 (bro͞o′ĭn)
n.
A bear.

[Middle English, name of the bear in History of Reynard the Fox, translated by William Caxton from Middle Dutch bruun, bruin, brown, name of the bear in the Middle Dutch version of the fable; see bher- in Indo-European roots.]

bruin

(ˈbruːɪn)
n
(European Myth & Legend) a name for a bear, used in children's tales, fables, etc
[C17: from Dutch bruin brown, the name of the bear in the epic Reynard the Fox]

bru•in

(ˈbru ɪn)

n.
a bear, esp. a European brown bear.
[1475–85; < Middle Dutch bruyn, bruun literally, the brown one]
ThesaurusAntonymsRelated WordsSynonymsLegend:
Noun1.bruin - a conventional name for a bear used in tales following usage in the old epic `Reynard the Fox'bruin - a conventional name for a bear used in tales following usage in the old epic `Reynard the Fox'
bear - massive plantigrade carnivorous or omnivorous mammals with long shaggy coats and strong claws
2.bruin - large ferocious bear of Eurasiabruin - large ferocious bear of Eurasia  
bear - massive plantigrade carnivorous or omnivorous mammals with long shaggy coats and strong claws
genus Ursus, Ursus - type genus of Ursidae: brown bears; in some classifications genus Ursus includes all bears
Syrian bear, Ursus arctos syriacus - yellowish-grey Syrian brown bear
grizzly, grizzly bear, silvertip, silver-tip, Ursus arctos horribilis, Ursus horribilis - powerful brownish-yellow bear of the uplands of western North America
Alaskan brown bear, Kodiak bear, Ursus arctos middendorffi, Ursus middendorffi, Kodiak - brown bear of coastal Alaska and British Columbia
Translations
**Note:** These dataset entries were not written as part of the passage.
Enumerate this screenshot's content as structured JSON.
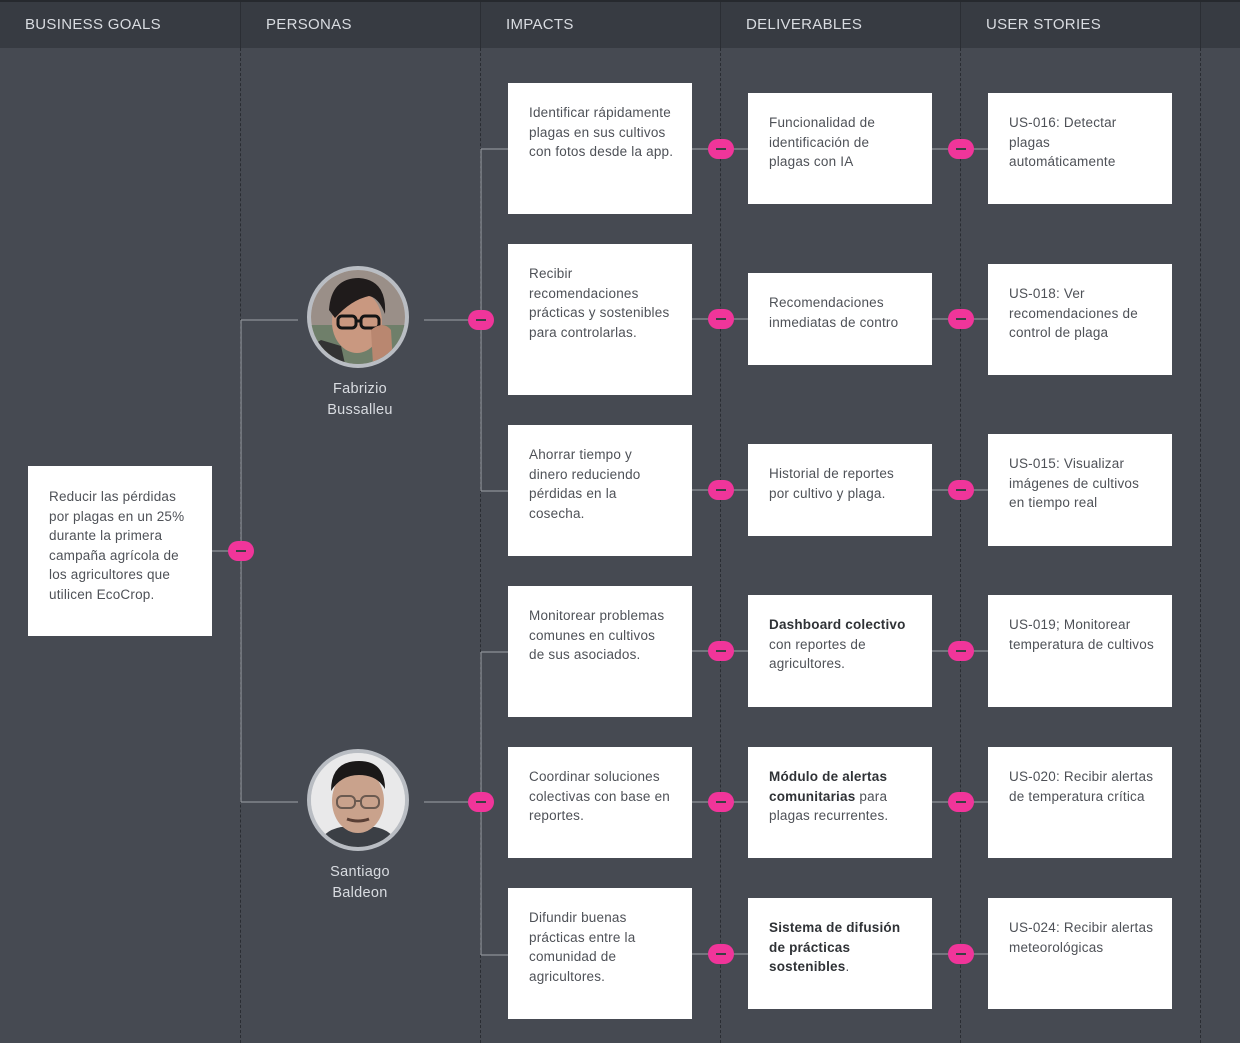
{
  "columns": [
    "BUSINESS GOALS",
    "PERSONAS",
    "IMPACTS",
    "DELIVERABLES",
    "USER STORIES"
  ],
  "goal": {
    "text": "Reducir las pérdidas por plagas en un 25% durante la primera campaña agrícola de los agricultores que utilicen EcoCrop."
  },
  "personas": [
    {
      "name_line1": "Fabrizio",
      "name_line2": "Bussalleu"
    },
    {
      "name_line1": "Santiago",
      "name_line2": "Baldeon"
    }
  ],
  "impacts": [
    {
      "text": "Identificar rápidamente plagas en sus cultivos con fotos desde la app."
    },
    {
      "text": "Recibir recomendaciones prácticas y sostenibles para controlarlas."
    },
    {
      "text": "Ahorrar tiempo y dinero reduciendo pérdidas en la cosecha."
    },
    {
      "text": "Monitorear problemas comunes en cultivos de sus asociados."
    },
    {
      "text": "Coordinar soluciones colectivas con base en reportes."
    },
    {
      "text": "Difundir buenas prácticas entre la comunidad de agricultores."
    }
  ],
  "deliverables": [
    {
      "bold": "",
      "text": "Funcionalidad de identificación de plagas con IA"
    },
    {
      "bold": "",
      "text": "Recomendaciones inmediatas de contro"
    },
    {
      "bold": "",
      "text": "Historial de reportes por cultivo y plaga."
    },
    {
      "bold": "Dashboard colectivo",
      "text": " con reportes de agricultores."
    },
    {
      "bold": "Módulo de alertas comunitarias",
      "text": " para plagas recurrentes."
    },
    {
      "bold": "Sistema de difusión de prácticas sostenibles",
      "text": "."
    }
  ],
  "user_stories": [
    {
      "text": "US-016:  Detectar plagas automáticamente"
    },
    {
      "text": "US-018:  Ver recomendaciones de control de plaga"
    },
    {
      "text": "US-015: Visualizar imágenes de cultivos en tiempo real"
    },
    {
      "text": "US-019;  Monitorear temperatura de cultivos"
    },
    {
      "text": "US-020:  Recibir alertas de temperatura crítica"
    },
    {
      "text": "US-024:  Recibir alertas meteorológicas"
    }
  ],
  "colors": {
    "background": "#464a52",
    "header": "#373b42",
    "accent": "#f0359a",
    "card": "#ffffff",
    "connector": "#8d9197"
  },
  "icons": [
    "collapse-toggle-icon",
    "persona-avatar"
  ]
}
bruin

n(Meister) Petz m
References in classic literature ?
Then the fellow in the tree came down to his comrade, and, laughing, said "What was it that Master Bruin whispered to you?
Also the Head Boolywag of his Majesty, known as Chick the Cherub, and their faithful friend Para Bruin, the rubber bear.
The next instant Bruin was at the foot of the tree; but, as this species of bear does not climb, he contented himself with turning the chase into a blockade.
Sir Luke de Ponynges, Sir Thomas West, Sir Maurice de Bruin, Sir Arthur Lipscombe, Sir Walter Ramsey, and stout Sir Oliver Buttesthorn were all marching south with levies from Andover, Arlesford, Odiham and Winchester, while from Sussex came Sir John Clinton, Sir Thomas Cheyne, and Sir John Fallislee, with a troop of picked men-at-arms, making for their port at Southampton.
If a bear crosses my path, he is soon the mere ghost of Bruin.